* Component data from apps and pages *
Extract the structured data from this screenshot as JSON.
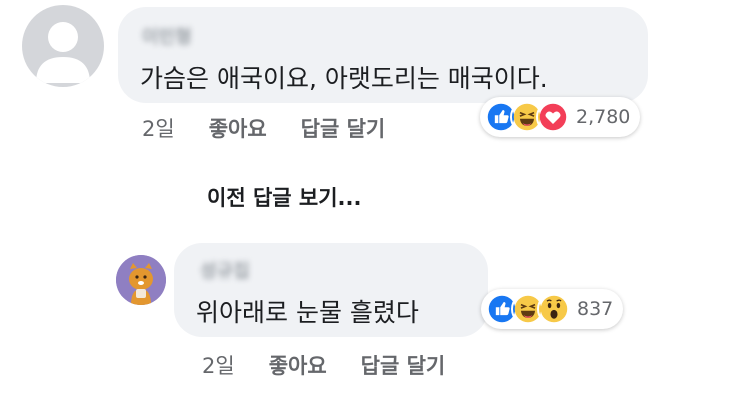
{
  "main_comment": {
    "author": "이민형",
    "text": "가슴은 애국이요, 아랫도리는 매국이다.",
    "reactions": {
      "icons": [
        "like-icon",
        "haha-icon",
        "love-icon"
      ],
      "count": "2,780"
    },
    "time": "2일",
    "like_label": "좋아요",
    "reply_label": "답글 달기"
  },
  "previous_replies_label": "이전 답글 보기...",
  "reply_comment": {
    "author": "성규집",
    "text": "위아래로 눈물 흘렸다",
    "reactions": {
      "icons": [
        "like-icon",
        "haha-icon",
        "wow-icon"
      ],
      "count": "837"
    },
    "time": "2일",
    "like_label": "좋아요",
    "reply_label": "답글 달기"
  },
  "colors": {
    "bubble": "#f0f2f5",
    "like_blue": "#1877f2",
    "love_red": "#f33e58",
    "haha_yellow": "#f7c948",
    "secondary_text": "#65676b"
  }
}
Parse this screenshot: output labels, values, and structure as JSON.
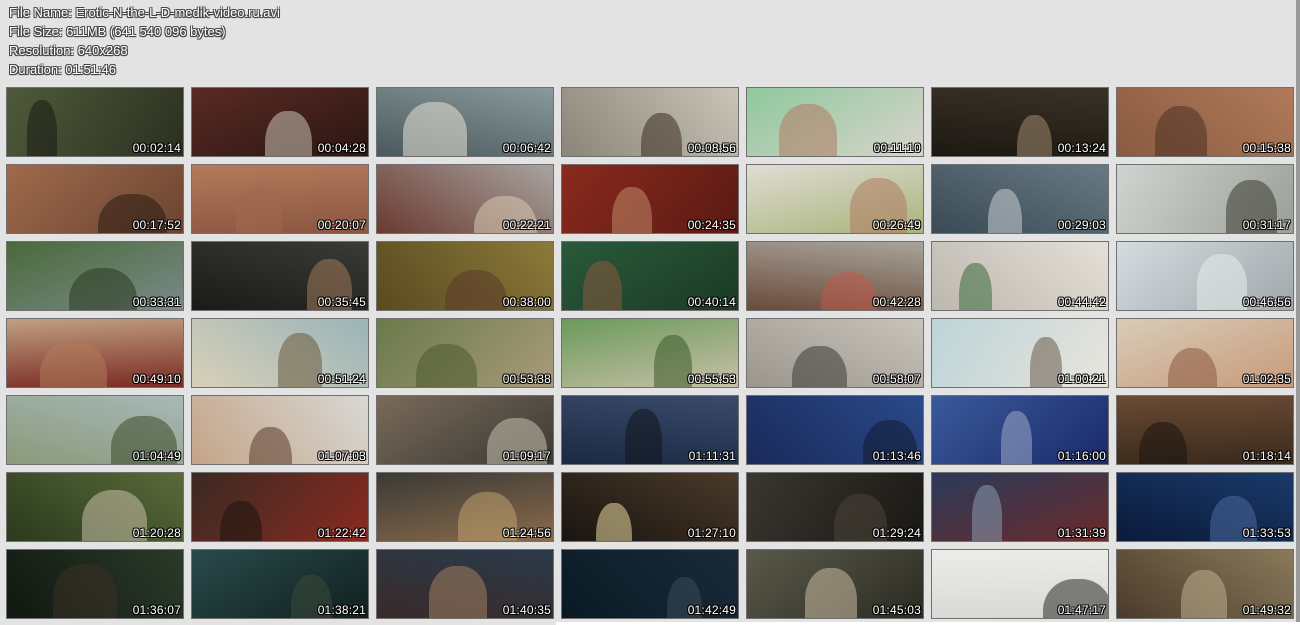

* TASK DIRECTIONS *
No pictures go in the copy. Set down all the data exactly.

* ANSWER BELOW *
Extract the structured data from this screenshot as JSON.
{
  "main_comment": {
    "author": "이민형",
    "text": "가슴은 애국이요, 아랫도리는 매국이다.",
    "reactions": {
      "icons": [
        "like-icon",
        "haha-icon",
        "love-icon"
      ],
      "count": "2,780"
    },
    "time": "2일",
    "like_label": "좋아요",
    "reply_label": "답글 달기"
  },
  "previous_replies_label": "이전 답글 보기...",
  "reply_comment": {
    "author": "성규집",
    "text": "위아래로 눈물 흘렸다",
    "reactions": {
      "icons": [
        "like-icon",
        "haha-icon",
        "wow-icon"
      ],
      "count": "837"
    },
    "time": "2일",
    "like_label": "좋아요",
    "reply_label": "답글 달기"
  },
  "colors": {
    "bubble": "#f0f2f5",
    "like_blue": "#1877f2",
    "love_red": "#f33e58",
    "haha_yellow": "#f7c948",
    "secondary_text": "#65676b"
  }
}
Parse this screenshot: output labels, values, and structure as JSON.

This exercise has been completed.